The former Soviet state hopes the Washington-based lender will extend two tranches of its $17.5 billion bailout worth a combined $3.4 billion, Gontareva told reporters in Kiev on Tuesday. The funds, originally slated for this year, were delayed by months of wrangling over the budget and a new tax code.
“The budget was adopted recently, and all other pre-conditions have been met,” Gontareva said. “I hope that everything will be fine. I don’t see any obstacles that could prevent us from getting the third and the fourth tranches.”
Ukraine, which turned to the IMF after the collapse of a pro-Russian government in 2014 triggered a separatist conflict, needs the funds to steady the economy and shore up its central bank reserves. After months of political squabbling, lawmakers approved a budget with a deficit inside the IMF’s target last week. Still, the Fund has warned it won’t extend cash if the law doesn’t meet its requirements and lawmakers made many amendments to the government’s draft of the bill.
Ukraine’s government bonds due 2019 stayed unchanged, trading at 92.875 cents on the dollar as of 3:15 p.m. in Kiev on Tuesday, data compiled by Bloomberg showed. The hryvnia lost 1.85 percent to 23.9265 against the dollar. The 2016 budget’s envisioned hryvnia rate of 24.1 per dollar is “realistic,” although the estimate faces many risks, Gontareva said. Low prices for Ukrainian exports and the devaluation of other former Soviet countries’ currencies are adding pressure on the hryvnia, she said.
The central bank will ease some capital controls after the country receives the delayed tranches, Gontareva said.

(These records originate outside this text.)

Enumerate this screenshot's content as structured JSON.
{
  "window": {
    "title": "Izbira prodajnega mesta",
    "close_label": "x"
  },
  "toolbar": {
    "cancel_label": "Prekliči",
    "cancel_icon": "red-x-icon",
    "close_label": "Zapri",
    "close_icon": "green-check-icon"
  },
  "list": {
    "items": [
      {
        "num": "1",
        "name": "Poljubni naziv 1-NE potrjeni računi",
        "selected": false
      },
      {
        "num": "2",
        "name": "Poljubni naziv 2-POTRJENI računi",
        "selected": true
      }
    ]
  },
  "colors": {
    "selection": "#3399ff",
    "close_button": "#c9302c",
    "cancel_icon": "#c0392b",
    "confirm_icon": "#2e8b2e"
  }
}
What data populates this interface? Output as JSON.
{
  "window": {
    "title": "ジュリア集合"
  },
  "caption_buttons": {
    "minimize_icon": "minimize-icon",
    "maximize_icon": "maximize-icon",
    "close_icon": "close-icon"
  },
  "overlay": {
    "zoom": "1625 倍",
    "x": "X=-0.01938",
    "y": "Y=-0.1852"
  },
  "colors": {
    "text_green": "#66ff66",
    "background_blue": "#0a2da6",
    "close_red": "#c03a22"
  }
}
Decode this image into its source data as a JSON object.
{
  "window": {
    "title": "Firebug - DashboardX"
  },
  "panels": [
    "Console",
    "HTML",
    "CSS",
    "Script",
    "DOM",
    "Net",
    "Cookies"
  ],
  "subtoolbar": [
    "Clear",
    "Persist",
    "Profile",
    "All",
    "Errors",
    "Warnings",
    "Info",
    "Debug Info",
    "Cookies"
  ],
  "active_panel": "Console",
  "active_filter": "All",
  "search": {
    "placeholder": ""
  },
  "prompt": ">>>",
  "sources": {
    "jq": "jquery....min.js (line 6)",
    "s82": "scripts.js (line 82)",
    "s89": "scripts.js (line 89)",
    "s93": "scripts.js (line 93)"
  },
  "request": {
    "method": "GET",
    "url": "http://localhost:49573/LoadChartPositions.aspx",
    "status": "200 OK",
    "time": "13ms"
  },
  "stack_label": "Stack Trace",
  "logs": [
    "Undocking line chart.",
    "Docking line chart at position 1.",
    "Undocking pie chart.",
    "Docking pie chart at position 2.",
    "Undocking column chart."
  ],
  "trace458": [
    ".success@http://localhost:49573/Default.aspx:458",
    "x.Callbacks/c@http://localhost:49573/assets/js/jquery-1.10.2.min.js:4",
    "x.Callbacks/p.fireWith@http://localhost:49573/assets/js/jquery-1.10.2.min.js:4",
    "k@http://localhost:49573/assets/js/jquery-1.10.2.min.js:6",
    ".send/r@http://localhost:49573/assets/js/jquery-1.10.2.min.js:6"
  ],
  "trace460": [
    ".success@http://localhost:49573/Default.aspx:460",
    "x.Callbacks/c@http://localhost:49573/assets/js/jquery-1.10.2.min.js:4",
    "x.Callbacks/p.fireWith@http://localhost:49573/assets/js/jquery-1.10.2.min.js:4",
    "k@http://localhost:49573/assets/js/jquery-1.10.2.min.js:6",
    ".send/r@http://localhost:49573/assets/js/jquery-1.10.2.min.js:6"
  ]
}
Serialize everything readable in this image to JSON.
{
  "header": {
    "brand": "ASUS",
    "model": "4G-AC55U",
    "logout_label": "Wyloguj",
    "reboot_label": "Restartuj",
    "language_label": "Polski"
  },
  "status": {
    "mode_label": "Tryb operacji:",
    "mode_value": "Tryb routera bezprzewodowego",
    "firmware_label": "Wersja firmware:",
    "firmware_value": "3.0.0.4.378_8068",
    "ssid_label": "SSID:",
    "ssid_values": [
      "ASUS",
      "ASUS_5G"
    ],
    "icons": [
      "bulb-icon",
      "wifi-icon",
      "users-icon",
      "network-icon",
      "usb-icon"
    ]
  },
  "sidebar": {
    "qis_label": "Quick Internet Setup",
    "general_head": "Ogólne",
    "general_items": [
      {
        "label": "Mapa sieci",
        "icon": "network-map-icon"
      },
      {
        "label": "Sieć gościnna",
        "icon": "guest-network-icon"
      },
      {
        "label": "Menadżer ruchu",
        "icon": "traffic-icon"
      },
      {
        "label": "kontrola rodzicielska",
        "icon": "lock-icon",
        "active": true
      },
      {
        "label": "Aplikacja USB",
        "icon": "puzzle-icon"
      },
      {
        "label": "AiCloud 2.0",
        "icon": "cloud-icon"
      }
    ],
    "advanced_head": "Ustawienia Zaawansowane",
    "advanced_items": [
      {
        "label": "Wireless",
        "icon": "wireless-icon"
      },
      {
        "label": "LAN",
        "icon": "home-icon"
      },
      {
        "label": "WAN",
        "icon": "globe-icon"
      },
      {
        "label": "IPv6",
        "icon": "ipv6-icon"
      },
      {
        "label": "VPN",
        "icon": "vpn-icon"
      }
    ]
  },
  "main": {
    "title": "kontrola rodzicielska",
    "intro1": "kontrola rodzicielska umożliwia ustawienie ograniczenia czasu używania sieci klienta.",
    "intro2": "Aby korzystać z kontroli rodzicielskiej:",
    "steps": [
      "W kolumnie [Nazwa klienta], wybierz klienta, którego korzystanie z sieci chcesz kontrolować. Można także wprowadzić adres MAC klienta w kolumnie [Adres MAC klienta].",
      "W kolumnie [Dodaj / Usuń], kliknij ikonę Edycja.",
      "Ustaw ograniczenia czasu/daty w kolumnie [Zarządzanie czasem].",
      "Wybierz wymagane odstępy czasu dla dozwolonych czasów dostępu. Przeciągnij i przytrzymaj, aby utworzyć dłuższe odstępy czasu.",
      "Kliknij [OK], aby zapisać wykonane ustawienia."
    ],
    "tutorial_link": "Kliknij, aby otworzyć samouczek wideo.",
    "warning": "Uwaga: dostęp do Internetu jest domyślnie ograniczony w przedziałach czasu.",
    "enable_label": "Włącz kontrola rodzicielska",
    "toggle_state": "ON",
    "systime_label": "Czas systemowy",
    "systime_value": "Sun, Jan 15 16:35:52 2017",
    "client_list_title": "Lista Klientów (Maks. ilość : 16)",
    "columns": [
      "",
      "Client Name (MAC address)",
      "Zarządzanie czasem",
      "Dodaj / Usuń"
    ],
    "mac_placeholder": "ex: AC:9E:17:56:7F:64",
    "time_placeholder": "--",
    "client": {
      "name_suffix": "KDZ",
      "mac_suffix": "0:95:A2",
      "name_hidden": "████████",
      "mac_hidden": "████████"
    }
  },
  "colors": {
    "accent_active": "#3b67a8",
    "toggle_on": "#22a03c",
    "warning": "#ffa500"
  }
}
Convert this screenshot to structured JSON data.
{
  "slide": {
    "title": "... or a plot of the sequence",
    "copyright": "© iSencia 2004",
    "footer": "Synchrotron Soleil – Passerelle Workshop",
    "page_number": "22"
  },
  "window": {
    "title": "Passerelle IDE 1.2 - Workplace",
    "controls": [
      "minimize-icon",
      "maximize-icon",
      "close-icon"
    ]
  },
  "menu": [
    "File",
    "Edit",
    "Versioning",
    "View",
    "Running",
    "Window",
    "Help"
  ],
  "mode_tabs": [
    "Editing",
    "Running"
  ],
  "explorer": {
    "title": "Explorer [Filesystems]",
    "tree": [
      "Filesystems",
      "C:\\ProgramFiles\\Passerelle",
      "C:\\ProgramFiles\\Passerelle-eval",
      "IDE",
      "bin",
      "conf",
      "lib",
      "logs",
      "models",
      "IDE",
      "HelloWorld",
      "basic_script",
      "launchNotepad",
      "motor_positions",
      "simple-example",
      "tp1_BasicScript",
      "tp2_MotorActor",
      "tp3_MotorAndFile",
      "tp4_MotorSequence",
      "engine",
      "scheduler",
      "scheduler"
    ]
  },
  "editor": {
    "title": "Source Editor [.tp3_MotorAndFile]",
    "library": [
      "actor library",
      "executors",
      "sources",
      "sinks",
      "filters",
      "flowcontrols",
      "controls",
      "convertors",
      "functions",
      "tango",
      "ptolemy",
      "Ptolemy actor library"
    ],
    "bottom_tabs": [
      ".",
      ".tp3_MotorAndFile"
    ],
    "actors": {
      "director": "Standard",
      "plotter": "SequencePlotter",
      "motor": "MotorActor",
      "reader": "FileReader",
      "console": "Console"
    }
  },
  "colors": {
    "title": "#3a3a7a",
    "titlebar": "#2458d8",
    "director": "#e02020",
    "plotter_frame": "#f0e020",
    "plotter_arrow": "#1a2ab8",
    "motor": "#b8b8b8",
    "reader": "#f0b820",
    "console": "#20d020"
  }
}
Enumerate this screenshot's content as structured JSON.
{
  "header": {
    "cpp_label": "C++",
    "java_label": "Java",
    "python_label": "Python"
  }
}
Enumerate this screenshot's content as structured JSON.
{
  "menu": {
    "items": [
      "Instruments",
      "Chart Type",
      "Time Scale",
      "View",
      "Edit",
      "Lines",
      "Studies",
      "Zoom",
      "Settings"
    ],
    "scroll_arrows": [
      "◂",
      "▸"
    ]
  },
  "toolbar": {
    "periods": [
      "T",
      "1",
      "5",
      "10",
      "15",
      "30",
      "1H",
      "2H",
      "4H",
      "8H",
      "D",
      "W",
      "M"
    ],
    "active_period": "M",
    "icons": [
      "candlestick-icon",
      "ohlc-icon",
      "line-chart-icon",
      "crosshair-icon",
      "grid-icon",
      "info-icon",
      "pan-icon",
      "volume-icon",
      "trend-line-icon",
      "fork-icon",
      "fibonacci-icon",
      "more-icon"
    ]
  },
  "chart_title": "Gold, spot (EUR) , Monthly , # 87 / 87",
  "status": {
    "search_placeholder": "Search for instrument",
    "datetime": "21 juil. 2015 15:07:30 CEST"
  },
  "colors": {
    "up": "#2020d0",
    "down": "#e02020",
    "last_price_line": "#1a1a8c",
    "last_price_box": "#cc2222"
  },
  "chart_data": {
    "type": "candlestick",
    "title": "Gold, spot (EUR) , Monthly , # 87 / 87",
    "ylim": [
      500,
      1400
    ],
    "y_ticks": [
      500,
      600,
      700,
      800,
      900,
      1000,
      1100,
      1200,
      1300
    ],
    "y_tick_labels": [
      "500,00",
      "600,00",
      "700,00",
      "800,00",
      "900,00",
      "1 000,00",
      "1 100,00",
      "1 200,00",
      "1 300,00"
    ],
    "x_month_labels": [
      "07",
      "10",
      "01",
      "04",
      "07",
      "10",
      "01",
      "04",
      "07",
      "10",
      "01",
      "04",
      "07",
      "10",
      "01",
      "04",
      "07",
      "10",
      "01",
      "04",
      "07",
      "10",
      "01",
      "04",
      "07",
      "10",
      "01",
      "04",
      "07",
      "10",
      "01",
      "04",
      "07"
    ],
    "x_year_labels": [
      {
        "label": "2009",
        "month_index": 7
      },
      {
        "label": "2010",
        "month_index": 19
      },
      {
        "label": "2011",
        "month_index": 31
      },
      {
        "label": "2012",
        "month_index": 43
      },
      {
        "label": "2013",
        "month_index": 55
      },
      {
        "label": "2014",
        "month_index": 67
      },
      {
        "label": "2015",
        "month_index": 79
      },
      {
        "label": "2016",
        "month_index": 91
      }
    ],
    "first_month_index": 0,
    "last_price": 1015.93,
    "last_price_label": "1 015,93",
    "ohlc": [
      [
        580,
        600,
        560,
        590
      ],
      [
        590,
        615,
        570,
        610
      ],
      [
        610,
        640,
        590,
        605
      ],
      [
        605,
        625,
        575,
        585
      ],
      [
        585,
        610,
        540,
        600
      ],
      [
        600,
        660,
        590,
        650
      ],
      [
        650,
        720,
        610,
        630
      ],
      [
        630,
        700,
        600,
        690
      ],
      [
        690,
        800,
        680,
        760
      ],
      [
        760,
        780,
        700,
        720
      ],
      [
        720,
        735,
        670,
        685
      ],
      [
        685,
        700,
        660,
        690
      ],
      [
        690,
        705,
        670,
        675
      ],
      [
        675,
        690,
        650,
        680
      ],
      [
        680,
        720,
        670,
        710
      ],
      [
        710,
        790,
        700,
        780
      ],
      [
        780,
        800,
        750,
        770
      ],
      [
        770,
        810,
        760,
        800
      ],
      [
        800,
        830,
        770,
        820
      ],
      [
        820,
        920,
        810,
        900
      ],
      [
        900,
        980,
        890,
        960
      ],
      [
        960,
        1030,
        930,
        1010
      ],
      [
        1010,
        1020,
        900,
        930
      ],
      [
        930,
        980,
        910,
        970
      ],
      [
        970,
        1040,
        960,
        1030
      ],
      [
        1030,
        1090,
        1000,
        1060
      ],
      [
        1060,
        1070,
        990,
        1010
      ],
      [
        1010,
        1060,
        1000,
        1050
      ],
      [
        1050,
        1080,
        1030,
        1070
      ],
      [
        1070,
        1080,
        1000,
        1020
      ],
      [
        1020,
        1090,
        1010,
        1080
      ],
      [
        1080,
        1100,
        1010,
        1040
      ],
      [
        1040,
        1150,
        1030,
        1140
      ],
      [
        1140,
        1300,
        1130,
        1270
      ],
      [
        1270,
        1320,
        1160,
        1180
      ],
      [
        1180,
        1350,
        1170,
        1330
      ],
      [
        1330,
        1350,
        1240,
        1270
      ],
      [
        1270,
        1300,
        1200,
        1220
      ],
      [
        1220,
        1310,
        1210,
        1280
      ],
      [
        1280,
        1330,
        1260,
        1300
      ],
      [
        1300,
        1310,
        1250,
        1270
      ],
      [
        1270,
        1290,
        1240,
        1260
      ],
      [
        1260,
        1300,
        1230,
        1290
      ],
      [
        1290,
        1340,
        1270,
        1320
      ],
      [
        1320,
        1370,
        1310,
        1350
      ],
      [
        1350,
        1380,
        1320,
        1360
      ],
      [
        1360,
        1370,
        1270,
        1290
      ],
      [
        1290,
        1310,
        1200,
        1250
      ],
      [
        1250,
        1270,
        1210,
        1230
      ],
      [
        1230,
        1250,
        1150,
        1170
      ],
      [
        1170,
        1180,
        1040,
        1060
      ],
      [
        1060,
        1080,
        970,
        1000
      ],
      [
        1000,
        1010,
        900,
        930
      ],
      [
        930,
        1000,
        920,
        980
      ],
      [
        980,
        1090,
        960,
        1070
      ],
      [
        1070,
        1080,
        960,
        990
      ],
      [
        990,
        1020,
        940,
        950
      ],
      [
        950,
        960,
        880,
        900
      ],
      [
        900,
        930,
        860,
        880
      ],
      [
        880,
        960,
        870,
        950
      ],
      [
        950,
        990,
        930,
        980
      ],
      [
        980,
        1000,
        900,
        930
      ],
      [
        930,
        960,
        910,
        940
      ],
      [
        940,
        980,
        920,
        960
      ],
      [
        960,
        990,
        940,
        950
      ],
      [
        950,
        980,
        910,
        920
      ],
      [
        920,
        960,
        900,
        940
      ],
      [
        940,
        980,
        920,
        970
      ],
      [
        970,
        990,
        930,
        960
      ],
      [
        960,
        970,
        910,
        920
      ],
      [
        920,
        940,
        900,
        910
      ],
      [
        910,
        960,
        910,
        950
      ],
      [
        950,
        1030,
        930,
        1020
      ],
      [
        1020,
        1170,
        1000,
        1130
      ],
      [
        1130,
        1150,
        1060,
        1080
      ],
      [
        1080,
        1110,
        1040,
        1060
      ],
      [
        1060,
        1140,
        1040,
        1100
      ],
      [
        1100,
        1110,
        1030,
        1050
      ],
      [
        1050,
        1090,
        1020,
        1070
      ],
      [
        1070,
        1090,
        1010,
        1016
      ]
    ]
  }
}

The regulator will gradually lift foreign currency restrictions next year, depending on the economic and financial situation, she added.
Ukraine will stick to the hryvnia’s free float, Gontareva said, adding that the central bank is ready to intervene to prevent sharp fluctuations.